• ASSIGNED TASK
Below are some records. Copy every line in them that holds "JSON".

═══ EXERCISE INPUTS ═══

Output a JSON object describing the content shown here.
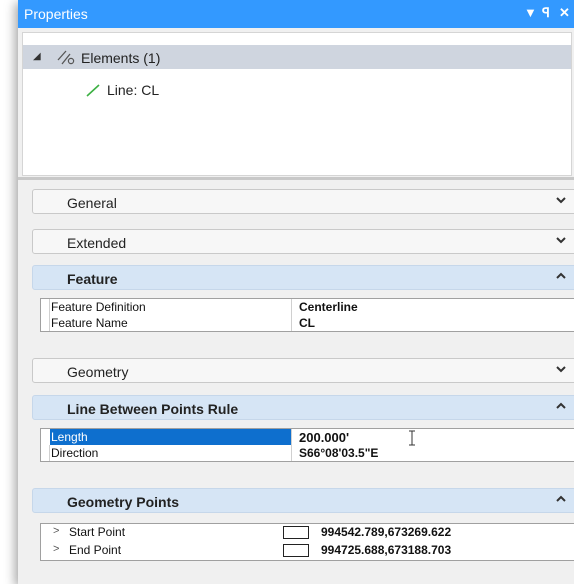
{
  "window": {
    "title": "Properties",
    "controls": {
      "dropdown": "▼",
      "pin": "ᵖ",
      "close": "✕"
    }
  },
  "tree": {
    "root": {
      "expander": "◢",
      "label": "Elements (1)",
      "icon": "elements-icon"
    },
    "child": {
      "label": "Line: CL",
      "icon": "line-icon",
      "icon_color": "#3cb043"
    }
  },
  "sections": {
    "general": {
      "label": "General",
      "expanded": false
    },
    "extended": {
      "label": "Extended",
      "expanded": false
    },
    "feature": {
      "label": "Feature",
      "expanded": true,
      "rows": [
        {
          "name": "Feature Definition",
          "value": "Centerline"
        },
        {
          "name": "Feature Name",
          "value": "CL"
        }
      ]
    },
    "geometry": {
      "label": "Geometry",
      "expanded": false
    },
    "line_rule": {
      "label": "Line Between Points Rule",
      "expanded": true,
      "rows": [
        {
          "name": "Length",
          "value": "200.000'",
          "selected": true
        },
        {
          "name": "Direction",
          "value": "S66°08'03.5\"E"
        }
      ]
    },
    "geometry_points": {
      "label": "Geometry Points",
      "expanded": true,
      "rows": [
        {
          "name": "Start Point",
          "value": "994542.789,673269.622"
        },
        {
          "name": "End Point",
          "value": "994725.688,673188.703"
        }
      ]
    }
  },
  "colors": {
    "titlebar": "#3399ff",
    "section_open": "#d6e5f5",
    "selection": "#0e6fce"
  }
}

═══
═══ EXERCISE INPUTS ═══

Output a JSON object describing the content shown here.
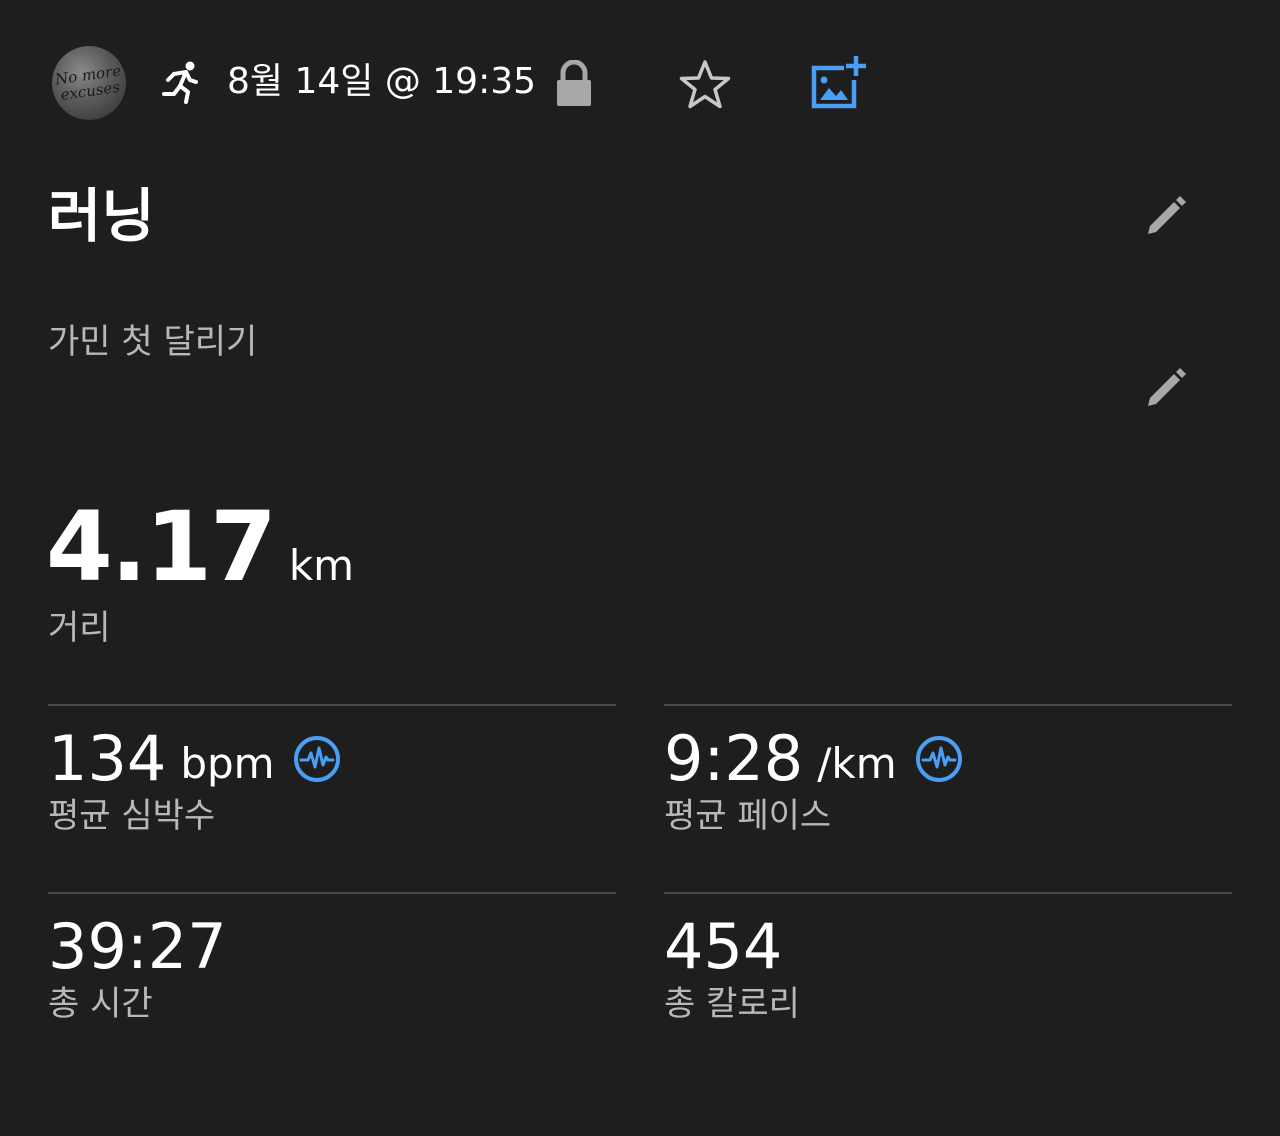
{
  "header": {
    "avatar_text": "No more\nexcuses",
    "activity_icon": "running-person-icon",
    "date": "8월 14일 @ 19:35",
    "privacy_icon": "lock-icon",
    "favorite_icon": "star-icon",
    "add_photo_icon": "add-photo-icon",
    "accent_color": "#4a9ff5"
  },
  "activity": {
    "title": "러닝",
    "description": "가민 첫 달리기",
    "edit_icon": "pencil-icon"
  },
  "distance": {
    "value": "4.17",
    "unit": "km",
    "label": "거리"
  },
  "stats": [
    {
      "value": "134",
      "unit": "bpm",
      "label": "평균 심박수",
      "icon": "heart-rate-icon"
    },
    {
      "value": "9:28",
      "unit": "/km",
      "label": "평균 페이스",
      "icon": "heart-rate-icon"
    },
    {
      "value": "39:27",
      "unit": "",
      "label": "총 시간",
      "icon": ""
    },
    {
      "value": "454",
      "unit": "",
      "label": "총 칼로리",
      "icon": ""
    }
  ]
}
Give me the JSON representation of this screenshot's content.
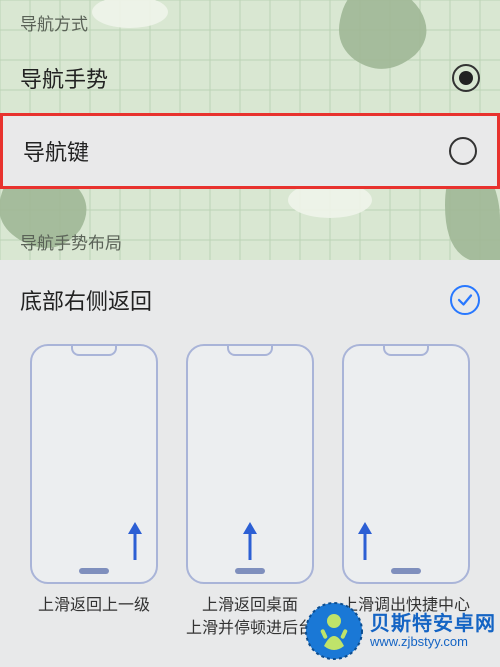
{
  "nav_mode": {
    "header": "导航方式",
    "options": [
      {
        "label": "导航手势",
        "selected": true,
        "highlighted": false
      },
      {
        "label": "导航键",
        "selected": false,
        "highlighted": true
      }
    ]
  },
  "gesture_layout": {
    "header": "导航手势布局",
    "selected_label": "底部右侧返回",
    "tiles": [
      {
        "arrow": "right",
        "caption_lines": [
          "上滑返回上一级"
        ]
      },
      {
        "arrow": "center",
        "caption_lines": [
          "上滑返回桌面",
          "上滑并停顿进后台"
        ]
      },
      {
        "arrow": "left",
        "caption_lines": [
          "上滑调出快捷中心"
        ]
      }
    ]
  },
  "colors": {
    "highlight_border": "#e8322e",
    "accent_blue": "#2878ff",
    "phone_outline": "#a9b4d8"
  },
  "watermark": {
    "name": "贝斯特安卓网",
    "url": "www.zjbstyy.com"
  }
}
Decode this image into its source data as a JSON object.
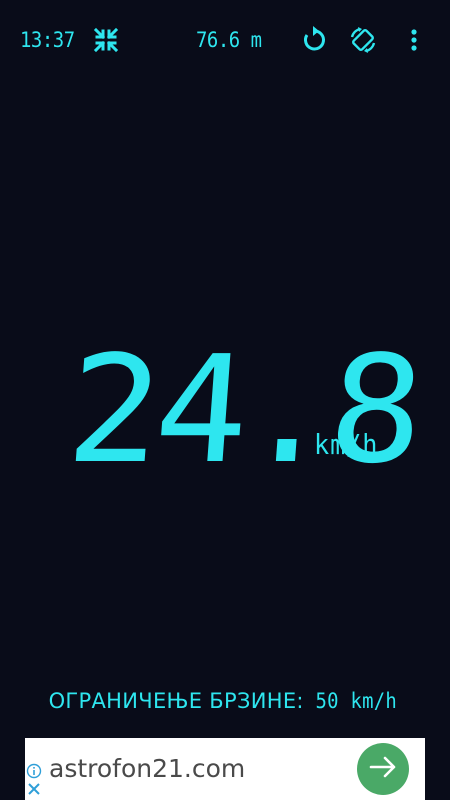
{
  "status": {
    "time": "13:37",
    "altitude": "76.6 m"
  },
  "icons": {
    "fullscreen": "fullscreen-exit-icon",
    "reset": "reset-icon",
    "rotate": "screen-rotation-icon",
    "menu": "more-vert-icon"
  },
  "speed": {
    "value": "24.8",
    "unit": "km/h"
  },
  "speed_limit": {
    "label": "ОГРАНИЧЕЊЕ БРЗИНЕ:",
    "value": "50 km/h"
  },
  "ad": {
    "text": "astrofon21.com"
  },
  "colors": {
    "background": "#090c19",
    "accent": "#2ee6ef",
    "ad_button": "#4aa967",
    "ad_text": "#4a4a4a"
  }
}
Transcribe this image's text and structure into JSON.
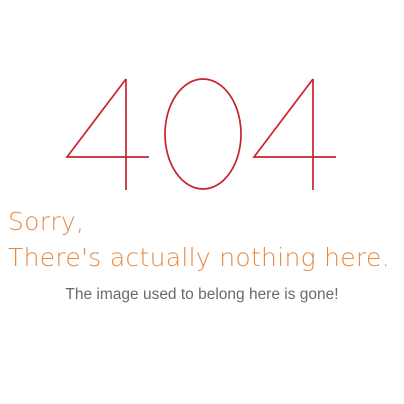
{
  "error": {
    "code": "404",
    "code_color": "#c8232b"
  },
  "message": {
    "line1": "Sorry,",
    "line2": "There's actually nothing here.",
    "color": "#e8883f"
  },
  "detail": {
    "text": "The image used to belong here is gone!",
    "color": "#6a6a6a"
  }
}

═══

• TASK SOLUTION
Output a JSON object describing the content shown here.
Output a JSON object describing the content shown here.
Give me the JSON representation of this screenshot's content.
Decode this image into its source data as a JSON object.
Transcribe this image's text and structure into JSON.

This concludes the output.